DATA IN THIS EXERCISE:

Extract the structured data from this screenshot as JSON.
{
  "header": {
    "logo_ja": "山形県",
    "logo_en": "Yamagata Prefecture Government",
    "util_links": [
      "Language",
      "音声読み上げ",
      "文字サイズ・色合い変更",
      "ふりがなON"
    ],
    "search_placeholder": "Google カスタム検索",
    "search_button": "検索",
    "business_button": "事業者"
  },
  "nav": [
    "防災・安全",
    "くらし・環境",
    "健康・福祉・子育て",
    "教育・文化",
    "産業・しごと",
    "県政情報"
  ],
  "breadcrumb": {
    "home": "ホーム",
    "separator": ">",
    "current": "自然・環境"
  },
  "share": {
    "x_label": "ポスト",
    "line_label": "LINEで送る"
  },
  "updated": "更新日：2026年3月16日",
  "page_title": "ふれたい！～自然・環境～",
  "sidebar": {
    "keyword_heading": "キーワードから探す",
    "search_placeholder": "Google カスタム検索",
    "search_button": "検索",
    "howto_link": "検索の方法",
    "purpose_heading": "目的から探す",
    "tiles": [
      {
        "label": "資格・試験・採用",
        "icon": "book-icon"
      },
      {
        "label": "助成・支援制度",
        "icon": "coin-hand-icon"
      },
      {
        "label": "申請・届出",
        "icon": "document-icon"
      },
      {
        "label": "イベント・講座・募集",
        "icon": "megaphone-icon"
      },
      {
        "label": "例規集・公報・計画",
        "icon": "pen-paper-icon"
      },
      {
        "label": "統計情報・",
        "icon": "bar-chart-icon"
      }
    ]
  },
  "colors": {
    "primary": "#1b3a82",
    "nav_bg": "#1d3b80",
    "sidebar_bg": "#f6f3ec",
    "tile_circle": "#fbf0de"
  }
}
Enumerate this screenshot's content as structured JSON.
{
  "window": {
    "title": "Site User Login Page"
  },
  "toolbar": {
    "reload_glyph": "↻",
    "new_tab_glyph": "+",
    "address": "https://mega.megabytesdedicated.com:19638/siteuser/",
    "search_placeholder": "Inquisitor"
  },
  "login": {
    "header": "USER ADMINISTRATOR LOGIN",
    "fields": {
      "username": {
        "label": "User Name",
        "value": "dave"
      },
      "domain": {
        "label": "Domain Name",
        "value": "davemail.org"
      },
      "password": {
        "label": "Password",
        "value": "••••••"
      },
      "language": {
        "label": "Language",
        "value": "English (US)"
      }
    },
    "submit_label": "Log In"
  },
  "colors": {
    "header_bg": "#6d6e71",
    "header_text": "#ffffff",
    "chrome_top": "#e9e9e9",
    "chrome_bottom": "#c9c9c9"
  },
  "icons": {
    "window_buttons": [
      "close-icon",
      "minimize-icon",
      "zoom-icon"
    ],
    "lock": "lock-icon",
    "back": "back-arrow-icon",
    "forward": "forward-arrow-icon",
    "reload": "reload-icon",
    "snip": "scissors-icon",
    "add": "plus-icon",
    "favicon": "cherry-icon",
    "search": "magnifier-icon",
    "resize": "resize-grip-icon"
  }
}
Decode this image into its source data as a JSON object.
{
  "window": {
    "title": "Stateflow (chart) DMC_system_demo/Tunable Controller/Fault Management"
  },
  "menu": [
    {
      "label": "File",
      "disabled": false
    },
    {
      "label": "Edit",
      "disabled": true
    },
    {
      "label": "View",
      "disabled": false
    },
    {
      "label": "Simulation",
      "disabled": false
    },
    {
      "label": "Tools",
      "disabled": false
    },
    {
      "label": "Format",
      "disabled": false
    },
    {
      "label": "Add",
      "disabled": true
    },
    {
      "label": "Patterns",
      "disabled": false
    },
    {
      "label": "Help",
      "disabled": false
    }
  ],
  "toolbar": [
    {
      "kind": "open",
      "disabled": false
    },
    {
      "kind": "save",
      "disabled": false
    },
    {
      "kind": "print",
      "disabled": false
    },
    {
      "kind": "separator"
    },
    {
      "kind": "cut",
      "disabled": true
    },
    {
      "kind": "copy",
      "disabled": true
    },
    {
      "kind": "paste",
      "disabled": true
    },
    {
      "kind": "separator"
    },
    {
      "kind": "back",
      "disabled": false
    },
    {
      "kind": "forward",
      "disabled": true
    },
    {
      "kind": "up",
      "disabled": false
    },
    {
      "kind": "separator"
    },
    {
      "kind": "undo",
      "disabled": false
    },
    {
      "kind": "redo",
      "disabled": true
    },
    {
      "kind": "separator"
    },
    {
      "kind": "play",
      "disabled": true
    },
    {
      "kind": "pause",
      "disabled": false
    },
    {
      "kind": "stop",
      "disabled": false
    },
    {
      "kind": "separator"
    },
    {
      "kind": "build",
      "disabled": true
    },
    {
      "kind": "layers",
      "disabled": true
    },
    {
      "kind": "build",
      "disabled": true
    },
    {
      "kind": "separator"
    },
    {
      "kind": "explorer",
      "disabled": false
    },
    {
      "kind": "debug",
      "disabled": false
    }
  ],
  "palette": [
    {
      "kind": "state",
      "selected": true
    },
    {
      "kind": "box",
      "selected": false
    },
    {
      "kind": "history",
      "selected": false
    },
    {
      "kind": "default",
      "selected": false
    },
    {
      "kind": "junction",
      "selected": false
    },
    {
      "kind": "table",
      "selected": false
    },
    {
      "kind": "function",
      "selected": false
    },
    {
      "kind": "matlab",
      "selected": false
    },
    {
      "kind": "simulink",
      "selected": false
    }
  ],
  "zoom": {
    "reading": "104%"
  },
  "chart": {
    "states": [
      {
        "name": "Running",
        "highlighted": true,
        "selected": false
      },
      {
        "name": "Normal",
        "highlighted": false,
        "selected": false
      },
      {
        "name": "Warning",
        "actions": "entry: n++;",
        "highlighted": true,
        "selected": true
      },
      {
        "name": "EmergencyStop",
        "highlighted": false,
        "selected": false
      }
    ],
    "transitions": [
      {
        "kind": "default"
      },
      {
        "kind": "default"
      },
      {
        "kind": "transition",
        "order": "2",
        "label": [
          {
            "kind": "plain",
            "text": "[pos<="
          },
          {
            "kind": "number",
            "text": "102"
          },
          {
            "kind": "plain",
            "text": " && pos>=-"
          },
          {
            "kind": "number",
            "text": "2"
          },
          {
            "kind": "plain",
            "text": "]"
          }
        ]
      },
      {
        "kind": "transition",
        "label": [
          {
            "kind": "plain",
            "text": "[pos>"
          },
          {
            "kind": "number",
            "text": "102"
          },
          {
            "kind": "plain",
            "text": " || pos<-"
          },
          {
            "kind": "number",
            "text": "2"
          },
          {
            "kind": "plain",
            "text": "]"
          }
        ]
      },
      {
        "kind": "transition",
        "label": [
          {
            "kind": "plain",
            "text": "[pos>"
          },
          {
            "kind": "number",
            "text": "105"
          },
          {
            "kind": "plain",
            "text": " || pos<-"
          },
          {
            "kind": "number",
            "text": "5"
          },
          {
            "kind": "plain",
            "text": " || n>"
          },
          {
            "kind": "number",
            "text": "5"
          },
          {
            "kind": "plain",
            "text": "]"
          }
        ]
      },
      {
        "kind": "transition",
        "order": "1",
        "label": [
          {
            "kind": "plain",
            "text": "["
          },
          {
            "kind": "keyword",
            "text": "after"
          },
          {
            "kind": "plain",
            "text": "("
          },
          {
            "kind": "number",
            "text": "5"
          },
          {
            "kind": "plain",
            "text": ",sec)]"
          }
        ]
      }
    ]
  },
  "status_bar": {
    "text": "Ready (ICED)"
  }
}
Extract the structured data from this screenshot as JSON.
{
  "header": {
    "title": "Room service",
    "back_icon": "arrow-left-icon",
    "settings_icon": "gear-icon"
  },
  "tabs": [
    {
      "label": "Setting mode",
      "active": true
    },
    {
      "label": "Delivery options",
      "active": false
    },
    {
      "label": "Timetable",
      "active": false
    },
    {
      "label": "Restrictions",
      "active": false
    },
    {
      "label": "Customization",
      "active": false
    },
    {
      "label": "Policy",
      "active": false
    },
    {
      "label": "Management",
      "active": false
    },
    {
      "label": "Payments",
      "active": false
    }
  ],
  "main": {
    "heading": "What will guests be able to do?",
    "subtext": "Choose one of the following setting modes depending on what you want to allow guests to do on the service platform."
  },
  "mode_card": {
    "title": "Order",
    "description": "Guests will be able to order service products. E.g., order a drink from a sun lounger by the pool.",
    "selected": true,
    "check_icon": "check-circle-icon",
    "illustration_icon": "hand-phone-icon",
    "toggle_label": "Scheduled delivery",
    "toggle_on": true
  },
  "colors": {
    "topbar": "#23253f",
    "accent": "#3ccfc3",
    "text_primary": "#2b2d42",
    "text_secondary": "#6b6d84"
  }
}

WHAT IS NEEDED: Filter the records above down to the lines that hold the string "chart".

ANSWER SECTION:
        "icon": "bar-chart-icon"
    "title": "Stateflow (chart) DMC_system_demo/Tunable Controller/Fault Management"
  "chart": {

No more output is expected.